§ Description of the task: For the records below, report how many lines include the word "Contact". Only the number should appear.

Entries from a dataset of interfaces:

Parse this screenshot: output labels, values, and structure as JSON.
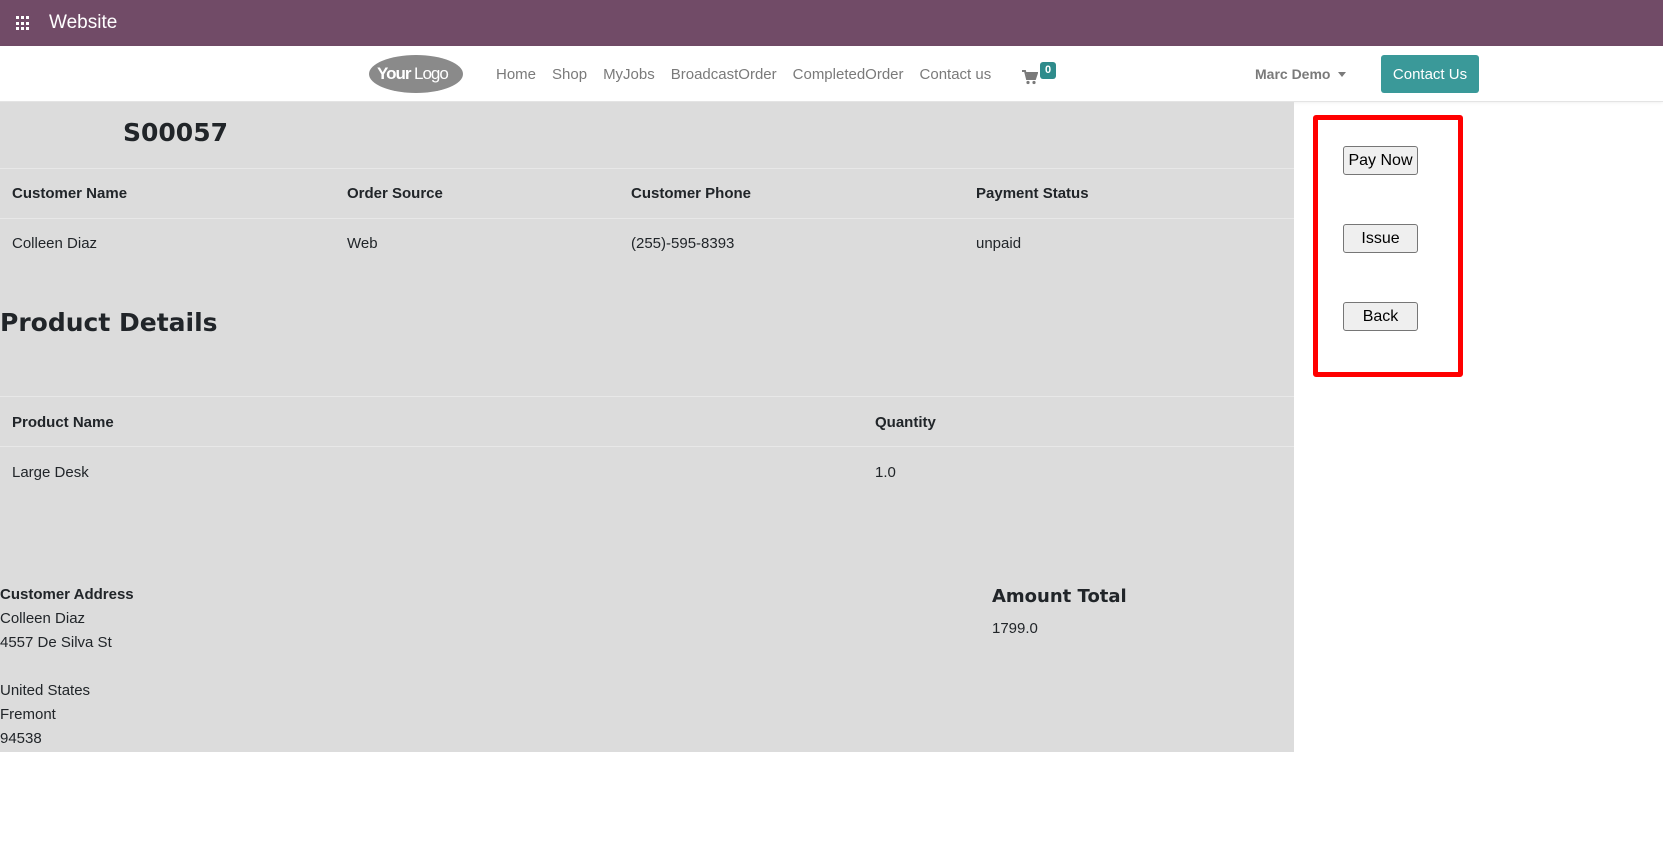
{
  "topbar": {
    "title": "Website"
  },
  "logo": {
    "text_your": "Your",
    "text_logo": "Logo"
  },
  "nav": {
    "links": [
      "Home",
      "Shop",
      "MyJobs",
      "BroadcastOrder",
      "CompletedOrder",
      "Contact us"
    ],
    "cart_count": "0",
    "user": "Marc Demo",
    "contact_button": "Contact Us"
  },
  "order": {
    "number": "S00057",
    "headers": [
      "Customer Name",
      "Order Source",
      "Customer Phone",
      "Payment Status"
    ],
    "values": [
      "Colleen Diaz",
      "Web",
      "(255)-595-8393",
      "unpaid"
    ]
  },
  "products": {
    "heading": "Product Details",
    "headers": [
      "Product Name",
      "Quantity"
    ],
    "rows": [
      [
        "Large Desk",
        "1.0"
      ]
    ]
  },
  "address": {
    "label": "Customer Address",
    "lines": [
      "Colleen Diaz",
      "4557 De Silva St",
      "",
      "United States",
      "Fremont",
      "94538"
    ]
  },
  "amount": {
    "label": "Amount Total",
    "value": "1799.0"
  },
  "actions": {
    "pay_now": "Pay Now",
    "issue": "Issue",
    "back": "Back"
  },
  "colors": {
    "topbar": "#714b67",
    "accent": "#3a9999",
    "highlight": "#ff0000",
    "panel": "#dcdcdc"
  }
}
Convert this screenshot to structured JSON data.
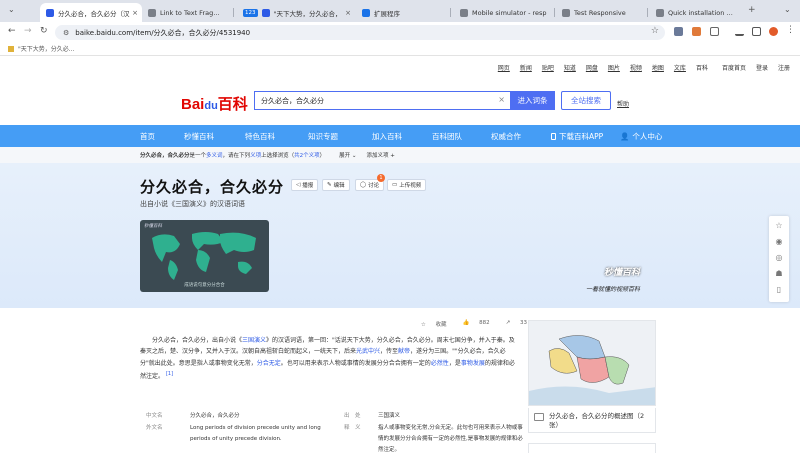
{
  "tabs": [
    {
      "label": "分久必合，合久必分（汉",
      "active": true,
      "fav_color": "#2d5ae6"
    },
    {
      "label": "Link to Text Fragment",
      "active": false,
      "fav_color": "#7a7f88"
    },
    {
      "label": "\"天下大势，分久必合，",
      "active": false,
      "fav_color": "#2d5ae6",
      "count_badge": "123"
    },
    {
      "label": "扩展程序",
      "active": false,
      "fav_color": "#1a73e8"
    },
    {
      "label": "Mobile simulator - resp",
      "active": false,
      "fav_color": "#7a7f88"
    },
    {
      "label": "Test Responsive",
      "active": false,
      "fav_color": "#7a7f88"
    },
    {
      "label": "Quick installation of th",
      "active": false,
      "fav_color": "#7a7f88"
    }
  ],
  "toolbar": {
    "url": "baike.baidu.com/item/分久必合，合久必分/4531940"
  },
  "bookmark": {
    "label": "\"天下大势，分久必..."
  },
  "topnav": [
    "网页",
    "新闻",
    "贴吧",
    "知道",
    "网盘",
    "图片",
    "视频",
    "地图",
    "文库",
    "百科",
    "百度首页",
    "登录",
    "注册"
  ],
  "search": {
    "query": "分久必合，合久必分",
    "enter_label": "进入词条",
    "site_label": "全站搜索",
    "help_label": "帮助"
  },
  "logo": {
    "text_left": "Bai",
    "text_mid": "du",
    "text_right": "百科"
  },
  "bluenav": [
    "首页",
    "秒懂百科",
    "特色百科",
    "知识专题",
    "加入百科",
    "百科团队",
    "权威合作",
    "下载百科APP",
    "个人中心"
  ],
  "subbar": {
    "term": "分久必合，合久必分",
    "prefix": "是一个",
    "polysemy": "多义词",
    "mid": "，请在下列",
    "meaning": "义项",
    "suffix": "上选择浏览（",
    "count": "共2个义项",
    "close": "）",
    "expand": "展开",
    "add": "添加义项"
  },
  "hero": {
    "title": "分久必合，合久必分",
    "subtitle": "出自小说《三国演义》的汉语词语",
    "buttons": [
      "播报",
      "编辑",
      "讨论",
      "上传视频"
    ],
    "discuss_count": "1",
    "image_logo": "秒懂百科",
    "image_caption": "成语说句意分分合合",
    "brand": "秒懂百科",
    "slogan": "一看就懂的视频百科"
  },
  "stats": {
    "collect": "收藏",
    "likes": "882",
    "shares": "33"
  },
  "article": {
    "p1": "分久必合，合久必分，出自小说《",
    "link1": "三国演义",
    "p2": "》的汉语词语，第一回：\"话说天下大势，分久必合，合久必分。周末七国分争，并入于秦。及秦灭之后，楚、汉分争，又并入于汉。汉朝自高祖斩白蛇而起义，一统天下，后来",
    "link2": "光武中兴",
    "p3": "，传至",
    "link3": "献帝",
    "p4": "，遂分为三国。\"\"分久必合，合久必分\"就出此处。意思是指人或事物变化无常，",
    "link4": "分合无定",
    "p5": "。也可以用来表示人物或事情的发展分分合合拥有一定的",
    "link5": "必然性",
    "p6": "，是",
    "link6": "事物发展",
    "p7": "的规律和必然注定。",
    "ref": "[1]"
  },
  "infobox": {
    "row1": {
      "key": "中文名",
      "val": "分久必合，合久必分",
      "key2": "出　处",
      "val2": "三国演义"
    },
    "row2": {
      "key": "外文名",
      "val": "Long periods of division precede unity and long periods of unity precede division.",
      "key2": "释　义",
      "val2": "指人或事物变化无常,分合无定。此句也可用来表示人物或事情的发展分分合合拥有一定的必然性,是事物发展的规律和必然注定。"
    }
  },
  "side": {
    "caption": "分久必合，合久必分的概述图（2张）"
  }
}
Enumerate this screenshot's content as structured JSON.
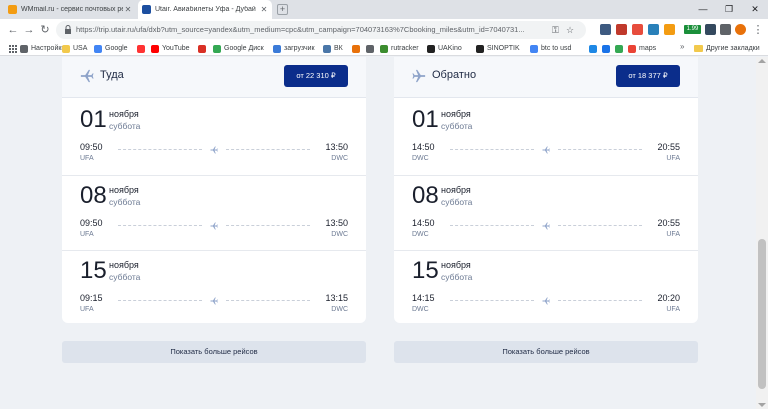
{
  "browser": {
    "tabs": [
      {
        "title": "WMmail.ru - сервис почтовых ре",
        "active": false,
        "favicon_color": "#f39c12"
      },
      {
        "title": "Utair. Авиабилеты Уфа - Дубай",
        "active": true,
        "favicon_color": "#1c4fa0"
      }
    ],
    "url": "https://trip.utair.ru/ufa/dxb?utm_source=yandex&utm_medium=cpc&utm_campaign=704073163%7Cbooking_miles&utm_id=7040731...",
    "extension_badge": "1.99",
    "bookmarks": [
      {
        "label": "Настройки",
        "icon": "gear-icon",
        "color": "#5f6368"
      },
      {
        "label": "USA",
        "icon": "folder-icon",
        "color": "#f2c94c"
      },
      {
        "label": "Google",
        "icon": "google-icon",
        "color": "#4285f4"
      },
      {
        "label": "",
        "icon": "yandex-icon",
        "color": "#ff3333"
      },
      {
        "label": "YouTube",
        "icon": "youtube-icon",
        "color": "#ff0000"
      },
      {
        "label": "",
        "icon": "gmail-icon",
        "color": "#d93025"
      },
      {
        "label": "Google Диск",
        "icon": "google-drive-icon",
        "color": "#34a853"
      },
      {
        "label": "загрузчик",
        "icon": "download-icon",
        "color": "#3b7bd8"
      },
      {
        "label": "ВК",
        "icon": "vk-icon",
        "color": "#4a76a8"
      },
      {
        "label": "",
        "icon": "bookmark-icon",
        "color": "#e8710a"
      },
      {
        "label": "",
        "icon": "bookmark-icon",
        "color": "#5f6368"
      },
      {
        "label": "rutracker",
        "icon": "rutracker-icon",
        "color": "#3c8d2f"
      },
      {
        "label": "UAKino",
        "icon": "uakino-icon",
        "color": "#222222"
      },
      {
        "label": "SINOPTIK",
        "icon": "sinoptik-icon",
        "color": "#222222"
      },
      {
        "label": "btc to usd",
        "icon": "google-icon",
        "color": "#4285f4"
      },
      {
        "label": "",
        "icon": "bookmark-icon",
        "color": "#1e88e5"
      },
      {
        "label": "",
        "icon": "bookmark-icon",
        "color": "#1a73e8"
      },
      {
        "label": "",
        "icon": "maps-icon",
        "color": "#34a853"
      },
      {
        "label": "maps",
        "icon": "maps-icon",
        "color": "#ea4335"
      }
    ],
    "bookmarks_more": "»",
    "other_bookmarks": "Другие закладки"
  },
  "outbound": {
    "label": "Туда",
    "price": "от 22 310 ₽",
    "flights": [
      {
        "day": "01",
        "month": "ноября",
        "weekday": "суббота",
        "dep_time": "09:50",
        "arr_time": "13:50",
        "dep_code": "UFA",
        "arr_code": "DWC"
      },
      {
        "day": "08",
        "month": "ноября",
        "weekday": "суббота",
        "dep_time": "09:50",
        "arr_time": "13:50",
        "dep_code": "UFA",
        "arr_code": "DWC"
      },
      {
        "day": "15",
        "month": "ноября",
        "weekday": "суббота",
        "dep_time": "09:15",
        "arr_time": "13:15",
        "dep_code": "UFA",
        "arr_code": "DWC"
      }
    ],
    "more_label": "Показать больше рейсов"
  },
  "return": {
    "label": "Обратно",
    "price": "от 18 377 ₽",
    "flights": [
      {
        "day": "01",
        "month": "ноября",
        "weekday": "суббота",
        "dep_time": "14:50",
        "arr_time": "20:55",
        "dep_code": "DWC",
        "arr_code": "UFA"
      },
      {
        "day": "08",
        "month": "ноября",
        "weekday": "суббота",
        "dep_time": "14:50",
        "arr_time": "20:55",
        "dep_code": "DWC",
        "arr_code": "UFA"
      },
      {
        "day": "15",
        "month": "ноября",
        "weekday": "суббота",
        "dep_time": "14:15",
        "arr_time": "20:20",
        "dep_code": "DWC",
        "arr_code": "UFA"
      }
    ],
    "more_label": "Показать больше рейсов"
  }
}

§ Result of this exercise: 2